South Africa has been ranked first alongside New Zealand, out of 117 countries in the 2019 Open Budget Index (OBI) Survey.
According to the National Treasury, the global results reflect a modest improvement in budget transparency, reversing the decline seen in 2017 results and restoring the upward trend shown since the inception of the survey.
Read the full statement below:
SA TAKES FIRST PLACE IN THE 2019 OPEN BUDGET INDEX SURVEY
South Africa has once again come joint first with New Zealand in the 2019 Open Budget Index (OBI) conducted by the International Budget Partnership (IBP) through an Open Budget Survey. The win is in recognition of the country’s commitment to a transparent budget process.
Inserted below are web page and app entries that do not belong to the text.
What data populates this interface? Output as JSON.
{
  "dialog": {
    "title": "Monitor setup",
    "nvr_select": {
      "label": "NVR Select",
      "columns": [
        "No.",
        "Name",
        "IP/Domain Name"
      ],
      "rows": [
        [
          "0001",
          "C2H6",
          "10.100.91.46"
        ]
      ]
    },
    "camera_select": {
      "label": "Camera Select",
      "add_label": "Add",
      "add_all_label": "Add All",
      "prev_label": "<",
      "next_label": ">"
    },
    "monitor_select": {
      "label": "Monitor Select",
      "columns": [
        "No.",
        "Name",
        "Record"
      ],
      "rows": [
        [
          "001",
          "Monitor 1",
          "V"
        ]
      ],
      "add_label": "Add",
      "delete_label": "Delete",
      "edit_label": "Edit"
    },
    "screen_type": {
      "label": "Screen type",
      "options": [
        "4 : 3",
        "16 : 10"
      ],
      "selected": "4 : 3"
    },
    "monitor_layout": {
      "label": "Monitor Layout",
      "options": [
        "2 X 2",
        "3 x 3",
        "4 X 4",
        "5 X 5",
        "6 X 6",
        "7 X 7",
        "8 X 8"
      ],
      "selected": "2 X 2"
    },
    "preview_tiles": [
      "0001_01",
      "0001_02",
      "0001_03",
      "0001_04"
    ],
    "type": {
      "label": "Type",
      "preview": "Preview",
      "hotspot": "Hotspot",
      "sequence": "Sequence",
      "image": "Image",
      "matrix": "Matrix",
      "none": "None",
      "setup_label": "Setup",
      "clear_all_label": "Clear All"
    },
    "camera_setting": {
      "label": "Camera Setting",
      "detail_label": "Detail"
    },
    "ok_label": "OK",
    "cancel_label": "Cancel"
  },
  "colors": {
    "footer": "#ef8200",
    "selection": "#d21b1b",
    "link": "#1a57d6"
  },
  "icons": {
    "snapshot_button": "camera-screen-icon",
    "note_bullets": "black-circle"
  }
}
This is a repeat of the result from the 2017 OBI.
Over the years, South Africa has consistently entrenched its reputation as a global leader in budget transparency. This is evidenced in the expansive budget information that is published for public analysis and scrutiny.
Past survey results have been used to identify gaps in budget transparency and informed measures and mechanisms adopted to address those gaps. The reforms implemented between 2017 and 2019 include, among others:
SA ranked first out of 117 countries. The global results reflect a modest improvement in budget transparency, reversing the decline seen in 2017 results and restoring the upward trend shown since the inception of the survey. The global average transparency score is 45 out of 100 and South Africa scored 87 out of 100, a score all South Africans should be proud of.
The global average public participation score is 14 out of 100. While South Africa scored 24 out of 100 in this category, it is needless to say that this is a score that requires innovation to improve. In an effort to improve on this score, South Africa in partnership with International Budget Partnership (IBP) and Global Initiative for Fiscal Transparency (GIFT) are embarking on a 3-year pilot project to work on mechanisms to include public participation in the budget process with the assistance of civil society.
The final category is oversight. Out of the 117 countries surveyed, only 34 had adequate oversight from legislature, while 71 had adequate oversight from audit institutions. South Africa scored 75 out of 100 on legislative oversight and 100 on audit institution.
It is clear that achieving first place cannot be a victory for the finance ministry alone but all the institutions that demonstrate commitment to transparency as entrenched in our Constitution.
South Africa remains committed to constantly improving the budget process in order to maintain its international reputation as a global leader in budget transparency even during the global pandemic of Covid-19.
The OBI survey provides a comprehensive review of South Africa’s budget process. Citizens are encouraged to use information published in budget documents for effective analysis and research internationalbudget.org/open-budget-survey.
Issued by National Treasury
Date: 04 May 2020